**Task instructions**
Within the records, which lines hold the string "jpeg"? Report each one by copying it.

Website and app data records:
-----

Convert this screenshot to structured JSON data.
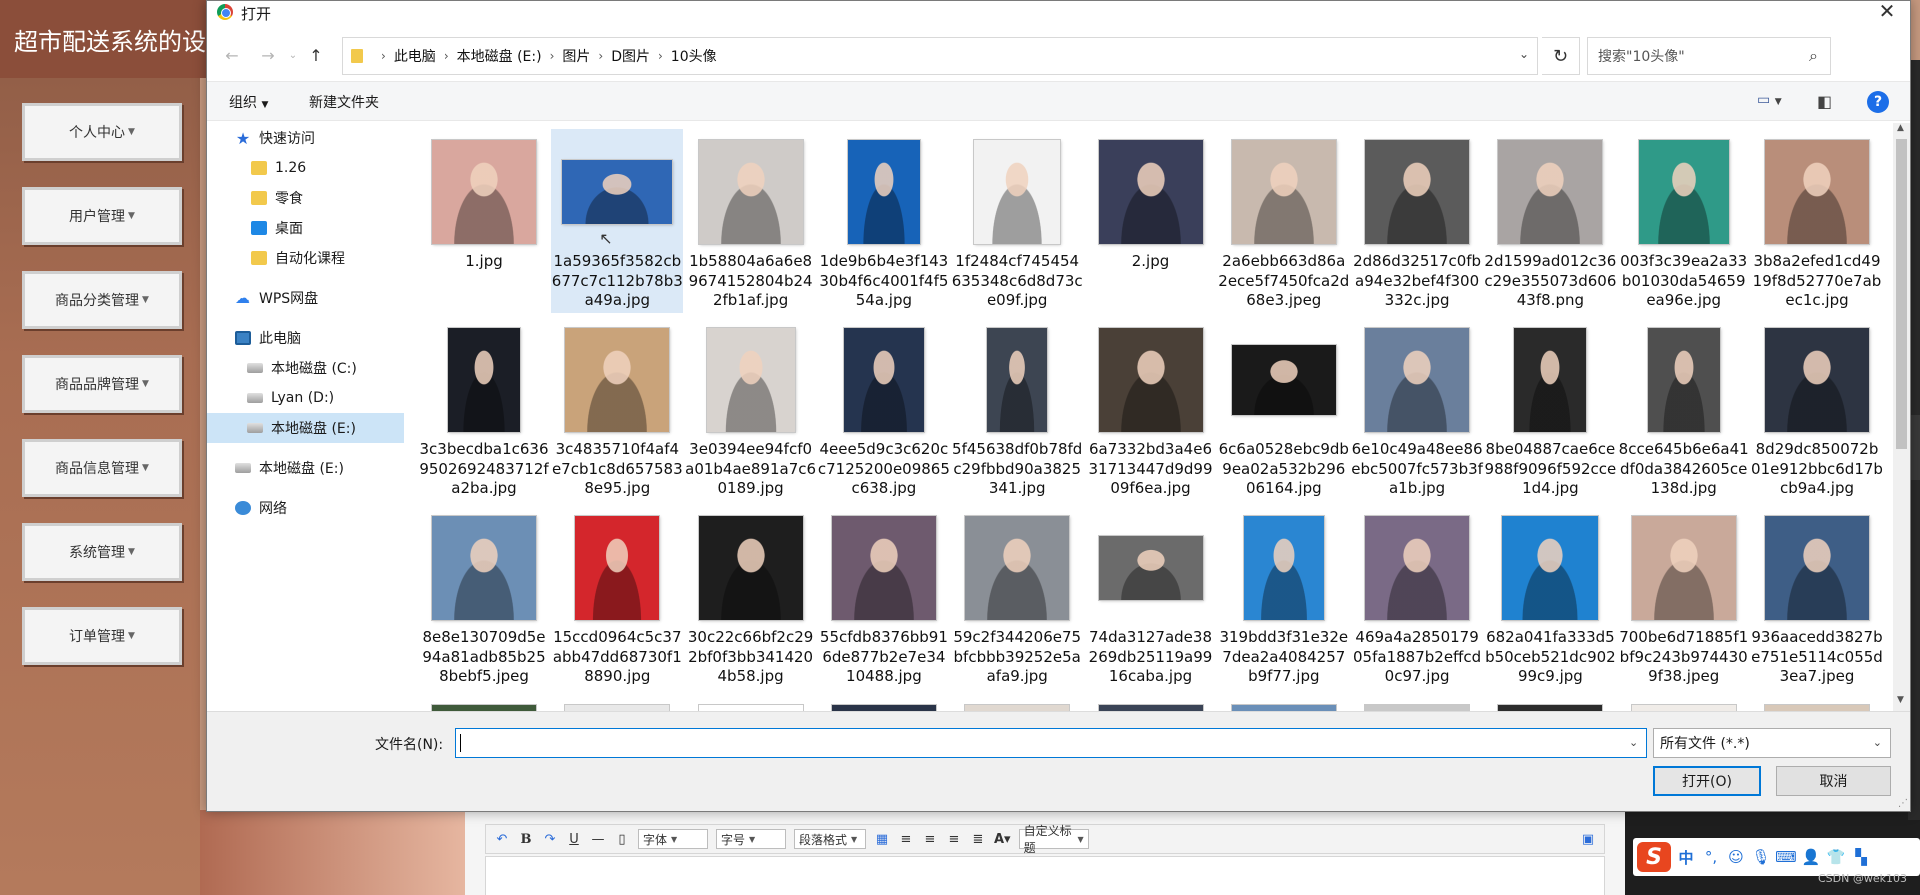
{
  "app": {
    "title": "超市配送系统的设",
    "menu": [
      {
        "label": "个人中心"
      },
      {
        "label": "用户管理"
      },
      {
        "label": "商品分类管理"
      },
      {
        "label": "商品品牌管理"
      },
      {
        "label": "商品信息管理"
      },
      {
        "label": "系统管理"
      },
      {
        "label": "订单管理"
      }
    ],
    "editor": {
      "font_select": "字体",
      "size_select": "字号",
      "paragraph_select": "段落格式",
      "custom_title_select": "自定义标题"
    },
    "watermark": "CSDN @wek103"
  },
  "dialog": {
    "title": "打开",
    "breadcrumb": [
      "此电脑",
      "本地磁盘 (E:)",
      "图片",
      "D图片",
      "10头像"
    ],
    "search_placeholder": "搜索\"10头像\"",
    "toolbar": {
      "organize": "组织",
      "new_folder": "新建文件夹"
    },
    "nav": [
      {
        "label": "快速访问"
      },
      {
        "label": "1.26"
      },
      {
        "label": "零食"
      },
      {
        "label": "桌面"
      },
      {
        "label": "自动化课程"
      },
      {
        "label": "WPS网盘"
      },
      {
        "label": "此电脑"
      },
      {
        "label": "本地磁盘 (C:)"
      },
      {
        "label": "Lyan (D:)"
      },
      {
        "label": "本地磁盘 (E:)"
      },
      {
        "label": "本地磁盘 (E:)"
      },
      {
        "label": "网络"
      }
    ],
    "files": [
      {
        "name": "1.jpg",
        "color": "#d9a79e"
      },
      {
        "name": "1a59365f3582cb677c7c112b78b3a49a.jpg",
        "color": "#2f67b5"
      },
      {
        "name": "1b58804a6a6e89674152804b242fb1af.jpg",
        "color": "#cfcbc8"
      },
      {
        "name": "1de9b6b4e3f14330b4f6c4001f4f554a.jpg",
        "color": "#1763b8"
      },
      {
        "name": "1f2484cf745454635348c6d8d73ce09f.jpg",
        "color": "#f2f2f2"
      },
      {
        "name": "2.jpg",
        "color": "#3a3f5a"
      },
      {
        "name": "2a6ebb663d86a2ece5f7450fca2d68e3.jpeg",
        "color": "#c8b9ae"
      },
      {
        "name": "2d86d32517c0fba94e32bef4f300332c.jpg",
        "color": "#5b5b5b"
      },
      {
        "name": "2d1599ad012c36c29e355073d60643f8.png",
        "color": "#a9a4a3"
      },
      {
        "name": "003f3c39ea2a33b01030da54659ea96e.jpg",
        "color": "#2f9a88"
      },
      {
        "name": "3b8a2efed1cd4919f8d52770e7abec1c.jpg",
        "color": "#b98e7a"
      },
      {
        "name": "3c3becdba1c6369502692483712fa2ba.jpg",
        "color": "#1b1e26"
      },
      {
        "name": "3c4835710f4af4e7cb1c8d6575838e95.jpg",
        "color": "#c9a37a"
      },
      {
        "name": "3e0394ee94fcf0a01b4ae891a7c60189.jpg",
        "color": "#d8d3cf"
      },
      {
        "name": "4eee5d9c3c620cc7125200e09865c638.jpg",
        "color": "#25344f"
      },
      {
        "name": "5f45638df0b78fdc29fbbd90a3825341.jpg",
        "color": "#3d4552"
      },
      {
        "name": "6a7332bd3a4e631713447d9d9909f6ea.jpg",
        "color": "#4a4037"
      },
      {
        "name": "6c6a0528ebc9db9ea02a532b29606164.jpg",
        "color": "#1a1a1a"
      },
      {
        "name": "6e10c49a48ee86ebc5007fc573b3fa1b.jpg",
        "color": "#6a7f9c"
      },
      {
        "name": "8be04887cae6ce988f9096f592cce1d4.jpg",
        "color": "#2a2a2a"
      },
      {
        "name": "8cce645b6e6a41df0da3842605ce138d.jpg",
        "color": "#4f4f4f"
      },
      {
        "name": "8d29dc850072b01e912bbc6d17bcb9a4.jpg",
        "color": "#2d3442"
      },
      {
        "name": "8e8e130709d5e94a81adb85b258bebf5.jpeg",
        "color": "#6c8fb5"
      },
      {
        "name": "15ccd0964c5c37abb47dd68730f18890.jpg",
        "color": "#d4262c"
      },
      {
        "name": "30c22c66bf2c292bf0f3bb3414204b58.jpg",
        "color": "#1e1e1e"
      },
      {
        "name": "55cfdb8376bb916de877b2e7e3410488.jpg",
        "color": "#6e5a6e"
      },
      {
        "name": "59c2f344206e75bfcbbb39252e5aafa9.jpg",
        "color": "#8a8f96"
      },
      {
        "name": "74da3127ade38269db25119a9916caba.jpg",
        "color": "#6b6b6b"
      },
      {
        "name": "319bdd3f31e32e7dea2a4084257b9f77.jpg",
        "color": "#2a86d2"
      },
      {
        "name": "469a4a285017905fa1887b2effcd0c97.jpg",
        "color": "#7a6a86"
      },
      {
        "name": "682a041fa333d5b50ceb521dc90299c9.jpg",
        "color": "#1f82d0"
      },
      {
        "name": "700be6d71885f1bf9c243b9744309f38.jpeg",
        "color": "#c9a99a"
      },
      {
        "name": "936aacedd3827be751e5114c055d3ea7.jpeg",
        "color": "#3e5e86"
      }
    ],
    "file_name_label": "文件名(N):",
    "file_name_value": "",
    "filter": "所有文件 (*.*)",
    "open_button": "打开(O)",
    "cancel_button": "取消"
  }
}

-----

**Solution below**
        "name": "2a6ebb663d86a2ece5f7450fca2d68e3.jpeg",
        "name": "8e8e130709d5e94a81adb85b258bebf5.jpeg",
        "name": "700be6d71885f1bf9c243b9744309f38.jpeg",
        "name": "936aacedd3827be751e5114c055d3ea7.jpeg",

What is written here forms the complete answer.